● **Exercise data**
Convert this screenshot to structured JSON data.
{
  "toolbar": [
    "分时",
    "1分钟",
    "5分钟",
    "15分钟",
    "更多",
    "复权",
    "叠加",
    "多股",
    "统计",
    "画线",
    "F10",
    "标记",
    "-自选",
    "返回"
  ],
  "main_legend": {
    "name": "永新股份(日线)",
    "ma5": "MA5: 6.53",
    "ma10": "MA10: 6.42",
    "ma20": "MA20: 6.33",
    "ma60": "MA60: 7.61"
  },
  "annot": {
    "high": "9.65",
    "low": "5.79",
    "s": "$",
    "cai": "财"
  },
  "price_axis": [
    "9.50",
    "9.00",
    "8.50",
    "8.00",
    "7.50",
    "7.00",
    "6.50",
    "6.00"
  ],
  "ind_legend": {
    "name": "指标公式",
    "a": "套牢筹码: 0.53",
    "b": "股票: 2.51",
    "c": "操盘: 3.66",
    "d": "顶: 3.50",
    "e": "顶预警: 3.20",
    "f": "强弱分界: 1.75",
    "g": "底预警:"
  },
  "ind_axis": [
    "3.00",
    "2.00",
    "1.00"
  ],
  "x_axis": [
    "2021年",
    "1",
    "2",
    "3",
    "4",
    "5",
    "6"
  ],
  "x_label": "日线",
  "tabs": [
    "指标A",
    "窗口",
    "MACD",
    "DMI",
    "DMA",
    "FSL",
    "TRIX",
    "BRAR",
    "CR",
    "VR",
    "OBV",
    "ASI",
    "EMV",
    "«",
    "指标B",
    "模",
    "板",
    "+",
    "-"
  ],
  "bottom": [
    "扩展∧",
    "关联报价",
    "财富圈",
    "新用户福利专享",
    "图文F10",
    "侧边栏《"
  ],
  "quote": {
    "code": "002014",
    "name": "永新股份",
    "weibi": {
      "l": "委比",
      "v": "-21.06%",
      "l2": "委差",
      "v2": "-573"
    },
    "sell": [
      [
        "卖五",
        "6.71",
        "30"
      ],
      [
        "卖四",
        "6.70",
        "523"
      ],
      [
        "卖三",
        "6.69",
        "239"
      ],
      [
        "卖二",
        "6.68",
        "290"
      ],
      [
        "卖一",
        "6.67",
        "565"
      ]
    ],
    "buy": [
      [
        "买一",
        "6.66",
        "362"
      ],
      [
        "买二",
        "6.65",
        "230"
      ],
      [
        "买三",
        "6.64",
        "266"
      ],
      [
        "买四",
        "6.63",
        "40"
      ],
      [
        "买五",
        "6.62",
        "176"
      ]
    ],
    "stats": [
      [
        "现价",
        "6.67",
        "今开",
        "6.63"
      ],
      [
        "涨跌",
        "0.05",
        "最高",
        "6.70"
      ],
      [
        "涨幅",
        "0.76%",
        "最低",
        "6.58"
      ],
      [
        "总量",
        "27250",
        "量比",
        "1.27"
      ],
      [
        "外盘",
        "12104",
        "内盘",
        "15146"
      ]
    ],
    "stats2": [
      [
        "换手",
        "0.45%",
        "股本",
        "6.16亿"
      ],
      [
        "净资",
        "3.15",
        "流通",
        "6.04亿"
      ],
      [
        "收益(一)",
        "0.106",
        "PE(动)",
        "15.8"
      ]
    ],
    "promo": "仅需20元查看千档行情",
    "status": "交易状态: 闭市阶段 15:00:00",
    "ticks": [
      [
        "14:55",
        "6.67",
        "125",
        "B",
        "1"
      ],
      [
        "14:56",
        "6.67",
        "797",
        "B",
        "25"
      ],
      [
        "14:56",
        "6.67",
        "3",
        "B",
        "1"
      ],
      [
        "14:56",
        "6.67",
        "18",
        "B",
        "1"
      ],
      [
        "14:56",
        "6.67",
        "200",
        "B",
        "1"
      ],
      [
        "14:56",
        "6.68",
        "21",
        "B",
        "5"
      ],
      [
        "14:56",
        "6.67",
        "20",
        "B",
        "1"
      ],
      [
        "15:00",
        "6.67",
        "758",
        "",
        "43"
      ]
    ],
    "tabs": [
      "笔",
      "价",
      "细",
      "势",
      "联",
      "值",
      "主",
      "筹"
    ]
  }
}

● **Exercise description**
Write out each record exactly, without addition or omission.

● **Solved problem**
Convert this screenshot to structured JSON data.
{
  "toolbar": [
    "分时",
    "1分钟",
    "5分钟",
    "15分钟",
    "更多",
    "复权",
    "叠加",
    "多股",
    "统计",
    "画线",
    "F10",
    "标记",
    "-自选",
    "返回"
  ],
  "main_legend": {
    "name": "永新股份(日线)",
    "ma5": "MA5: 6.53",
    "ma10": "MA10: 6.42",
    "ma20": "MA20: 6.33",
    "ma60": "MA60: 7.61"
  },
  "annot": {
    "high": "9.65",
    "low": "5.79",
    "s": "$",
    "cai": "财"
  },
  "price_axis": [
    "9.50",
    "9.00",
    "8.50",
    "8.00",
    "7.50",
    "7.00",
    "6.50",
    "6.00"
  ],
  "ind_legend": {
    "name": "指标公式",
    "a": "套牢筹码: 0.53",
    "b": "股票: 2.51",
    "c": "操盘: 3.66",
    "d": "顶: 3.50",
    "e": "顶预警: 3.20",
    "f": "强弱分界: 1.75",
    "g": "底预警:"
  },
  "ind_axis": [
    "3.00",
    "2.00",
    "1.00"
  ],
  "x_axis": [
    "2021年",
    "1",
    "2",
    "3",
    "4",
    "5",
    "6"
  ],
  "x_label": "日线",
  "tabs": [
    "指标A",
    "窗口",
    "MACD",
    "DMI",
    "DMA",
    "FSL",
    "TRIX",
    "BRAR",
    "CR",
    "VR",
    "OBV",
    "ASI",
    "EMV",
    "«",
    "指标B",
    "模",
    "板",
    "+",
    "-"
  ],
  "bottom": [
    "扩展∧",
    "关联报价",
    "财富圈",
    "新用户福利专享",
    "图文F10",
    "侧边栏《"
  ],
  "quote": {
    "code": "002014",
    "name": "永新股份",
    "weibi": {
      "l": "委比",
      "v": "-21.06%",
      "l2": "委差",
      "v2": "-573"
    },
    "sell": [
      [
        "卖五",
        "6.71",
        "30"
      ],
      [
        "卖四",
        "6.70",
        "523"
      ],
      [
        "卖三",
        "6.69",
        "239"
      ],
      [
        "卖二",
        "6.68",
        "290"
      ],
      [
        "卖一",
        "6.67",
        "565"
      ]
    ],
    "buy": [
      [
        "买一",
        "6.66",
        "362"
      ],
      [
        "买二",
        "6.65",
        "230"
      ],
      [
        "买三",
        "6.64",
        "266"
      ],
      [
        "买四",
        "6.63",
        "40"
      ],
      [
        "买五",
        "6.62",
        "176"
      ]
    ],
    "stats": [
      [
        "现价",
        "6.67",
        "今开",
        "6.63"
      ],
      [
        "涨跌",
        "0.05",
        "最高",
        "6.70"
      ],
      [
        "涨幅",
        "0.76%",
        "最低",
        "6.58"
      ],
      [
        "总量",
        "27250",
        "量比",
        "1.27"
      ],
      [
        "外盘",
        "12104",
        "内盘",
        "15146"
      ]
    ],
    "stats2": [
      [
        "换手",
        "0.45%",
        "股本",
        "6.16亿"
      ],
      [
        "净资",
        "3.15",
        "流通",
        "6.04亿"
      ],
      [
        "收益(一)",
        "0.106",
        "PE(动)",
        "15.8"
      ]
    ],
    "promo": "仅需20元查看千档行情",
    "status": "交易状态: 闭市阶段 15:00:00",
    "ticks": [
      [
        "14:55",
        "6.67",
        "125",
        "B",
        "1"
      ],
      [
        "14:56",
        "6.67",
        "797",
        "B",
        "25"
      ],
      [
        "14:56",
        "6.67",
        "3",
        "B",
        "1"
      ],
      [
        "14:56",
        "6.67",
        "18",
        "B",
        "1"
      ],
      [
        "14:56",
        "6.67",
        "200",
        "B",
        "1"
      ],
      [
        "14:56",
        "6.68",
        "21",
        "B",
        "5"
      ],
      [
        "14:56",
        "6.67",
        "20",
        "B",
        "1"
      ],
      [
        "15:00",
        "6.67",
        "758",
        "",
        "43"
      ]
    ],
    "tabs": [
      "笔",
      "价",
      "细",
      "势",
      "联",
      "值",
      "主",
      "筹"
    ]
  }
}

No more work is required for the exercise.